[3/3] from: holger:rebol at: 24-Aug-2000 15:21
On Thu, Aug 24, 2000 at 01:12:53PM -0700, [galtbarber--mailandnews--com] wrote:
> I guess my point is, why not make the timeout so that > it says not how long to take for the whole thing to > finish downloading, which could be a long time, > but rather how long to wait, getting no new data, > before terminating that as hopeless.

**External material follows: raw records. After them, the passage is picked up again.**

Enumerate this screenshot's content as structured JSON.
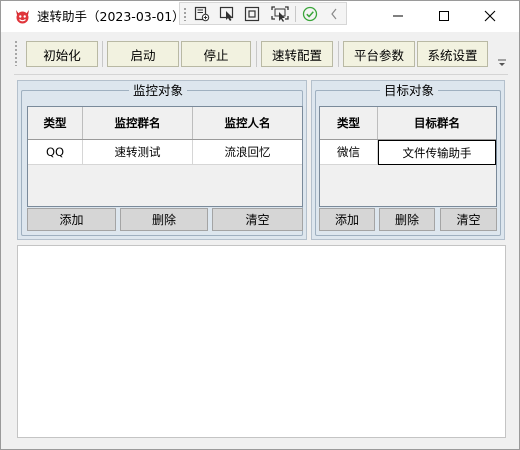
{
  "window": {
    "title": "速转助手（2023-03-01）",
    "app_icon": "devil-face-icon",
    "titlebar_tools": [
      "add-frame-icon",
      "pointer-select-icon",
      "frame-icon",
      "screen-select-icon",
      "checkmark-icon",
      "chevron-left-icon"
    ],
    "controls": [
      "minimize-icon",
      "maximize-icon",
      "close-icon"
    ]
  },
  "toolbar": {
    "buttons": [
      "初始化",
      "启动",
      "停止",
      "速转配置",
      "平台参数",
      "系统设置"
    ],
    "overflow_icon": "chevron-down-icon"
  },
  "monitor_group": {
    "title": "监控对象",
    "columns": [
      "类型",
      "监控群名",
      "监控人名"
    ],
    "rows": [
      [
        "QQ",
        "速转测试",
        "流浪回忆"
      ]
    ],
    "buttons": [
      "添加",
      "删除",
      "清空"
    ]
  },
  "target_group": {
    "title": "目标对象",
    "columns": [
      "类型",
      "目标群名"
    ],
    "rows": [
      [
        "微信",
        "文件传输助手"
      ]
    ],
    "buttons": [
      "添加",
      "删除",
      "清空"
    ]
  },
  "log": {
    "text": ""
  },
  "colors": {
    "toolbar_button_bg": "#f2f2e0",
    "group_bg": "#dde6ee",
    "checkmark": "#3aa53a"
  }
}
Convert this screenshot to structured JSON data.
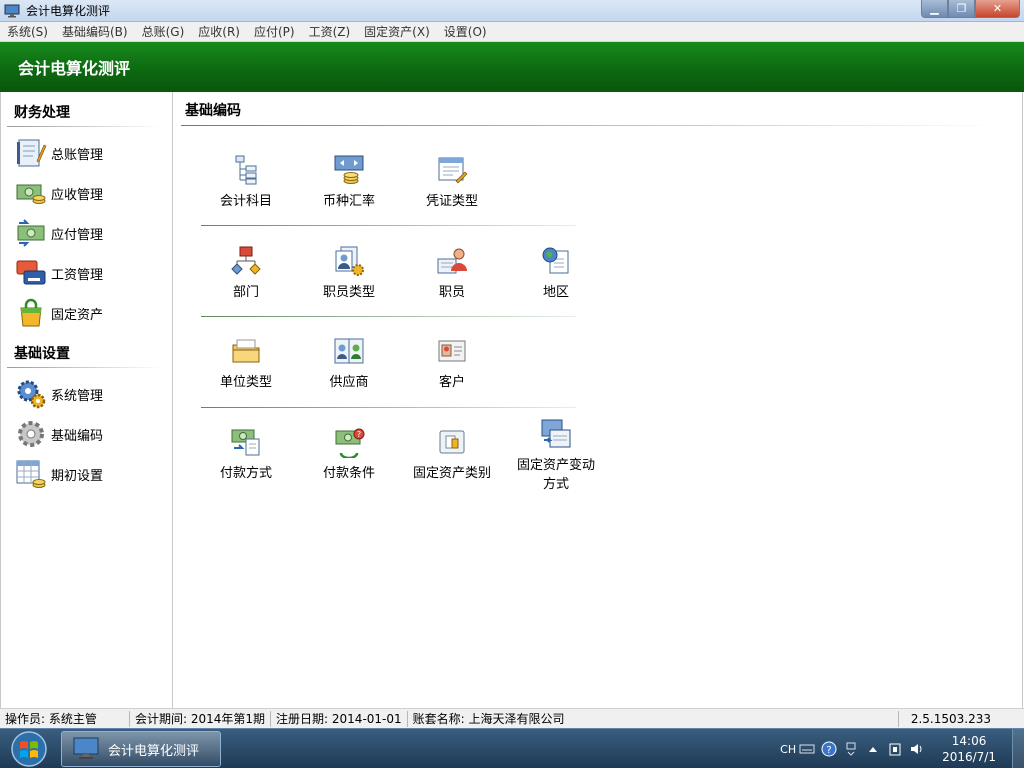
{
  "window": {
    "title": "会计电算化测评",
    "minimize": "▁",
    "maximize": "❐",
    "close": "✕"
  },
  "menu": [
    "系统(S)",
    "基础编码(B)",
    "总账(G)",
    "应收(R)",
    "应付(P)",
    "工资(Z)",
    "固定资产(X)",
    "设置(O)"
  ],
  "banner": {
    "title": "会计电算化测评"
  },
  "sidebar": {
    "sections": [
      {
        "title": "财务处理",
        "items": [
          "总账管理",
          "应收管理",
          "应付管理",
          "工资管理",
          "固定资产"
        ]
      },
      {
        "title": "基础设置",
        "items": [
          "系统管理",
          "基础编码",
          "期初设置"
        ]
      }
    ]
  },
  "main": {
    "title": "基础编码",
    "rows": [
      [
        "会计科目",
        "币种汇率",
        "凭证类型"
      ],
      [
        "部门",
        "职员类型",
        "职员",
        "地区"
      ],
      [
        "单位类型",
        "供应商",
        "客户"
      ],
      [
        "付款方式",
        "付款条件",
        "固定资产类别",
        "固定资产变动方式"
      ]
    ],
    "wrapped_label": {
      "line1": "固定资产变动",
      "line2": "方式"
    }
  },
  "status": {
    "operator": "操作员: 系统主管",
    "period": "会计期间: 2014年第1期",
    "register_date": "注册日期: 2014-01-01",
    "company": "账套名称: 上海天泽有限公司",
    "version": "2.5.1503.233"
  },
  "taskbar": {
    "task_label": "会计电算化测评",
    "lang": "CH",
    "time": "14:06",
    "date": "2016/7/1"
  },
  "icons": {
    "app": "monitor-icon",
    "tiles": [
      "tree-list-icon",
      "currency-exchange-icon",
      "voucher-form-icon",
      "department-icon",
      "staff-type-icon",
      "staff-icon",
      "globe-region-icon",
      "folder-unit-icon",
      "address-book-icon",
      "customer-card-icon",
      "payment-method-icon",
      "payment-terms-icon",
      "asset-category-icon",
      "asset-change-icon"
    ]
  }
}
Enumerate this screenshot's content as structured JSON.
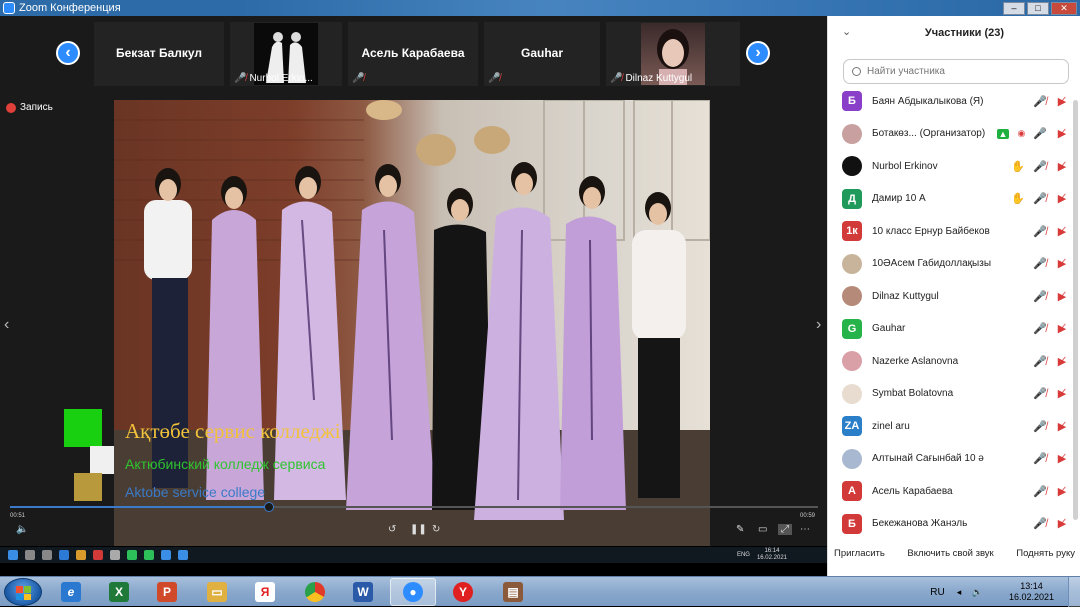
{
  "window": {
    "title": "Zoom Конференция"
  },
  "gallery": {
    "tiles": [
      {
        "name": "Бекзат Балкул"
      },
      {
        "label": "Nurbol Erkin..."
      },
      {
        "name": "Асель Карабаева"
      },
      {
        "name": "Gauhar"
      },
      {
        "label": "Dilnaz Kuttygul"
      }
    ]
  },
  "recording": {
    "label": "Запись"
  },
  "video": {
    "caption_main": "Ақтөбе сервис колледжі",
    "caption_ru": "Актюбинский колледж сервиса",
    "caption_en": "Aktobe service college",
    "time_left": "00:51",
    "time_right": "00:59",
    "progress": 0.32
  },
  "inner_taskbar": {
    "lang": "ENG",
    "time": "16:14",
    "date": "16.02.2021"
  },
  "participants": {
    "title": "Участники (23)",
    "search_placeholder": "Найти участника",
    "list": [
      {
        "initial": "Б",
        "color": "#8a3fc8",
        "name": "Баян Абдыкалыкова (Я)",
        "icons": [
          "mic-off",
          "cam-off"
        ]
      },
      {
        "initial": "",
        "color": "#c9a0a0",
        "name": "Ботакөз... (Организатор)",
        "icons": [
          "share",
          "rec",
          "mic-on",
          "cam-off"
        ]
      },
      {
        "initial": "",
        "color": "#111111",
        "name": "Nurbol Erkinov",
        "icons": [
          "hand",
          "mic-off",
          "cam-off"
        ]
      },
      {
        "initial": "Д",
        "color": "#1f9a5a",
        "name": "Дамир 10 А",
        "icons": [
          "hand",
          "mic-off",
          "cam-off"
        ]
      },
      {
        "initial": "1к",
        "color": "#d23a3a",
        "name": "10 класс Ернур Байбеков",
        "icons": [
          "mic-off",
          "cam-off"
        ]
      },
      {
        "initial": "",
        "color": "#c8b49a",
        "name": "10ӘАсем Габидоллақызы",
        "icons": [
          "mic-off",
          "cam-off"
        ]
      },
      {
        "initial": "",
        "color": "#b68a78",
        "name": "Dilnaz Kuttygul",
        "icons": [
          "mic-off",
          "cam-off"
        ]
      },
      {
        "initial": "G",
        "color": "#25b34a",
        "name": "Gauhar",
        "icons": [
          "mic-off",
          "cam-off"
        ]
      },
      {
        "initial": "",
        "color": "#d9a0a8",
        "name": "Nazerke Aslanovna",
        "icons": [
          "mic-off",
          "cam-off"
        ]
      },
      {
        "initial": "",
        "color": "#e8dcd0",
        "name": "Symbat Bolatovna",
        "icons": [
          "mic-off",
          "cam-off"
        ]
      },
      {
        "initial": "ZA",
        "color": "#2a7fc8",
        "name": "zinel aru",
        "icons": [
          "mic-off",
          "cam-off"
        ]
      },
      {
        "initial": "",
        "color": "#a8b8d0",
        "name": "Алтынай Сағынбай 10 ә",
        "icons": [
          "mic-off",
          "cam-off"
        ]
      },
      {
        "initial": "А",
        "color": "#d23a3a",
        "name": "Асель Карабаева",
        "icons": [
          "mic-off",
          "cam-off"
        ]
      },
      {
        "initial": "Б",
        "color": "#d23a3a",
        "name": "Бекежанова Жанэль",
        "icons": [
          "mic-off",
          "cam-off"
        ]
      }
    ],
    "footer": {
      "invite": "Пригласить",
      "unmute": "Включить свой звук",
      "raise_hand": "Поднять руку"
    }
  },
  "taskbar": {
    "apps": [
      "ie",
      "excel",
      "powerpoint",
      "explorer",
      "yandex-browser",
      "chrome",
      "word",
      "zoom",
      "yandex",
      "winrar"
    ],
    "lang": "RU",
    "time": "13:14",
    "date": "16.02.2021"
  }
}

That is already how it works. The timeout is the maximum time between two consecutive pieces of data REBOL receives from the TCP/IP stack. Similary for sending. You may still have to increase the timeout though. It is not unusual to have intermittant problems on the Internet (routers rebooting etc.) that can cause delays of more than 30 seconds at a time. On modem lines modem retrains can cause similar delays. For large files the chance of randomly encountering such a long delay somewhere in the middle of a transfer is higher than for small files, which is why you are more likely to see problems for large files. -- Holger Kruse [holger--rebol--com]